Data records for software interfaces
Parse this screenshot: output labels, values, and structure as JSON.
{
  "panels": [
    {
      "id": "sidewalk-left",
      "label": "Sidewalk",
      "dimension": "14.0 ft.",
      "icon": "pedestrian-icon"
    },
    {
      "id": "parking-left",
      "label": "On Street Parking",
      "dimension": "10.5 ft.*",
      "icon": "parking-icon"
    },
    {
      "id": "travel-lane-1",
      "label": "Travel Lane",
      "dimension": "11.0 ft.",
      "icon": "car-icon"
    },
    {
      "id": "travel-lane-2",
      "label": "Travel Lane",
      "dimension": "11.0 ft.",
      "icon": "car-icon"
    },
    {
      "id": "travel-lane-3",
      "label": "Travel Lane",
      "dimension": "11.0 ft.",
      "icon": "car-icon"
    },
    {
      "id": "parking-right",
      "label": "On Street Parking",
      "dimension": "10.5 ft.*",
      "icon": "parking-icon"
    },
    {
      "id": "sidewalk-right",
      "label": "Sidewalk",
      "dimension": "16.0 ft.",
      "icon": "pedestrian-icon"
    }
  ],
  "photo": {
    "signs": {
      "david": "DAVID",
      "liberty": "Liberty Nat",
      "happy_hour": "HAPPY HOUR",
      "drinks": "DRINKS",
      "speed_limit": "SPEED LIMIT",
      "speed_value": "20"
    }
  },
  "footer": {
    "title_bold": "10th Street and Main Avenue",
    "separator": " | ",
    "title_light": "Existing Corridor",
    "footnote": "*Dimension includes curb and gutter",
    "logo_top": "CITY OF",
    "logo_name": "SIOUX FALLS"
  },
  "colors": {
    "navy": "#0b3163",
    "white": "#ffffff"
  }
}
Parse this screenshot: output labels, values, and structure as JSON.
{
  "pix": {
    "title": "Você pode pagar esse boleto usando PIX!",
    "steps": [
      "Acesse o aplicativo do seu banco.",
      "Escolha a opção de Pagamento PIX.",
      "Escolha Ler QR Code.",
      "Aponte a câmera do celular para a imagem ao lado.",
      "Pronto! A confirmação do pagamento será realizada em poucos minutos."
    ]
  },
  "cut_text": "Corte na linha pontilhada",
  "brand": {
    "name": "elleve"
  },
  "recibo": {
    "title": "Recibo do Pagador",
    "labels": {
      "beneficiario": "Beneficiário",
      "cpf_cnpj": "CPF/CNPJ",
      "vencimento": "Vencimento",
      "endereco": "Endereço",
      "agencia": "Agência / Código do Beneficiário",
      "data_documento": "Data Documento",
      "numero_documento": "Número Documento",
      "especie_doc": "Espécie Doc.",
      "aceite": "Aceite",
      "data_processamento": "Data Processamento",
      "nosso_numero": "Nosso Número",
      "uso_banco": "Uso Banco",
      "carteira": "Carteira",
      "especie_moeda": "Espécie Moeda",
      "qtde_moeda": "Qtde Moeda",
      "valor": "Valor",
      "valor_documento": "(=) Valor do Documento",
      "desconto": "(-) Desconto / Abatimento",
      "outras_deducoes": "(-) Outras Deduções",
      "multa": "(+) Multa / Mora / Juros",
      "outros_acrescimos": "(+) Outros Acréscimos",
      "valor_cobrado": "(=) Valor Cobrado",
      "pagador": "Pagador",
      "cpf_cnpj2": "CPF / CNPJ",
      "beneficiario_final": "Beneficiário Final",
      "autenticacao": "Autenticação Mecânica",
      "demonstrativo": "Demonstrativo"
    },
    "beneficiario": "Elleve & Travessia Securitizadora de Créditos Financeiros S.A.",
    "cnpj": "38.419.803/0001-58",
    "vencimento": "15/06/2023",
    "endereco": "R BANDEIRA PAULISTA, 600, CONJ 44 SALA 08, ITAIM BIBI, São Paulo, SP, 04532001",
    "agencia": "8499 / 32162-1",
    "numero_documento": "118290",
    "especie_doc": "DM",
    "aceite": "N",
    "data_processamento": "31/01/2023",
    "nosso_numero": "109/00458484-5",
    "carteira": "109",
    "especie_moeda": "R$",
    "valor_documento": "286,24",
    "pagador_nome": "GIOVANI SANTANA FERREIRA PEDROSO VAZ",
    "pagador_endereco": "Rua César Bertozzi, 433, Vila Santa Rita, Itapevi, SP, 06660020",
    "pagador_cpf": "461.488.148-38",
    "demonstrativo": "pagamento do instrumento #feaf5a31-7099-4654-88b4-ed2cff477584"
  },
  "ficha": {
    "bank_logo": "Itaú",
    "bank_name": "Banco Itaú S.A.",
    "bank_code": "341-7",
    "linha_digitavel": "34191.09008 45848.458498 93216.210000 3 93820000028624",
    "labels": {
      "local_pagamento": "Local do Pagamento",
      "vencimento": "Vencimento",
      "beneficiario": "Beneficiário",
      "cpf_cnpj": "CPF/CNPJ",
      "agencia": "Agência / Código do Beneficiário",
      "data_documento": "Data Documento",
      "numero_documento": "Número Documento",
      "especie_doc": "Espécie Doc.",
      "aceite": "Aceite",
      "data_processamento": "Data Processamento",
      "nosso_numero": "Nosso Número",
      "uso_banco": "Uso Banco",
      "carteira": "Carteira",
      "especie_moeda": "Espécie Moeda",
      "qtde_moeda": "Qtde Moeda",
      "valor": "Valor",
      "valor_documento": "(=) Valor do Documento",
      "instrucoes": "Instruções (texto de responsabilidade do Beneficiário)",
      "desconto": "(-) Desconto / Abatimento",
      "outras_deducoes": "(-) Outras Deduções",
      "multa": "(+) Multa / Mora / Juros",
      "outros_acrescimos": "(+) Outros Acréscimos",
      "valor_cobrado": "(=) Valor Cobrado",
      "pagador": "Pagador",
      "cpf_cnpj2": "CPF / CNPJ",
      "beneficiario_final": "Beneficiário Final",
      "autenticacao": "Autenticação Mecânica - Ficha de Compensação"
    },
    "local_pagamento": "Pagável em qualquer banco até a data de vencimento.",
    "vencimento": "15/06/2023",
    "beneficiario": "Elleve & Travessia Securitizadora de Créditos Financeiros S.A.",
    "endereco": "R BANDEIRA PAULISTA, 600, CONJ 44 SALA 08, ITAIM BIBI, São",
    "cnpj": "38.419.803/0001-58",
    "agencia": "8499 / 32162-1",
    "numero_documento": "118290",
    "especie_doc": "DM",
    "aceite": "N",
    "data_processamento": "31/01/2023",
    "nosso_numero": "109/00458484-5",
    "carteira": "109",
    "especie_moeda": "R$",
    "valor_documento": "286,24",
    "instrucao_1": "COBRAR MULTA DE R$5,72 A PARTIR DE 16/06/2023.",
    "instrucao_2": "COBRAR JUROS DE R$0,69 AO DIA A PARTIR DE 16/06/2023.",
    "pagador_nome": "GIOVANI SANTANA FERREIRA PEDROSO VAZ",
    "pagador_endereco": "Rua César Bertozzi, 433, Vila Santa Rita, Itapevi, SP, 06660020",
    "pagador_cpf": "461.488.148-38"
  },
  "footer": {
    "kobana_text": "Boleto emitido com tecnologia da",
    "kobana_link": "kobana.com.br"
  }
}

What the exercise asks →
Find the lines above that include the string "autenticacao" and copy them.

Answer to this task →
      "autenticacao": "Autenticação Mecânica",
      "autenticacao": "Autenticação Mecânica - Ficha de Compensação"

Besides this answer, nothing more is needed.